With this in mind we would like to screen the film more widely in the US to raise awareness of the ongoing situation in Rossport, and also to show other communities how this small group of villagers has taken on the might of the oil giant Shell - holding up its operations for the past 10 years - and still maintained their dignity, resilience and sense of humor whilst under the most awful pressure.

In Rossport, despite the success of the local people and their vindication through the courts and planning processes, Shell has been given permission by the government to complete the onshore pipeline. Unfortunately this will mean more conflict and turmoil in the community, and the prospect of families having to live in close proximity to the high pressure pipeline and refinery, with very little regulation forced on Shell by our government.

If people would like to screen The Pipe in their community, please email me at and I would be delighted to work with people to publicize it in their area. A small donation or screening fee would be very welcome to help us with the cost of getting the story out to a wider audience. I would like to thank people across the US and Canada for all the help and support we have received so far.
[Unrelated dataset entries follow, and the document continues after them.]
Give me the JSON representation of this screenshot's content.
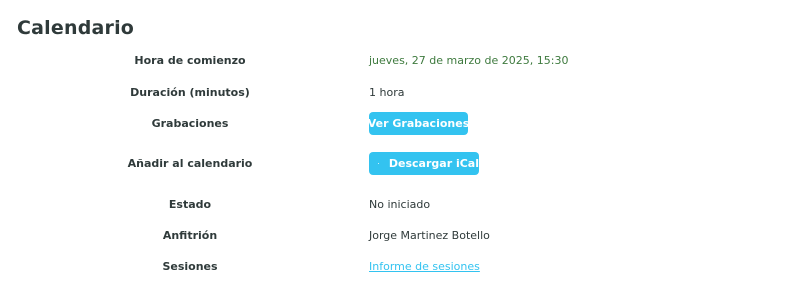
{
  "title": "Calendario",
  "rows": {
    "start_time": {
      "label": "Hora de comienzo",
      "value": "jueves, 27 de marzo de 2025, 15:30"
    },
    "duration": {
      "label": "Duración (minutos)",
      "value": "1 hora"
    },
    "recordings": {
      "label": "Grabaciones",
      "button": "Ver Grabaciones"
    },
    "add_calendar": {
      "label": "Añadir al calendario",
      "button": "Descargar iCal",
      "icon": "calendar-icon"
    },
    "status": {
      "label": "Estado",
      "value": "No iniciado"
    },
    "host": {
      "label": "Anfitrión",
      "value": "Jorge Martinez Botello"
    },
    "sessions": {
      "label": "Sesiones",
      "link": "Informe de sesiones"
    }
  },
  "colors": {
    "accent": "#33c3f0",
    "text": "#2f3a3a",
    "date_text": "#3e7a3e"
  }
}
Is mise le meas,

Risteard Ó Domhnaill

The Pipe, which won an Irish Film and Television (IFTA) award in February, was chosen as Best Documentary at the Galway International Film Fleadh, the Foyle Film Festival, the Boston Irish Film Festival and the Arizona Film Festival, and was the opening night feature at the Washington Environmental Film Festival.

Posted Date: 
21 August 2011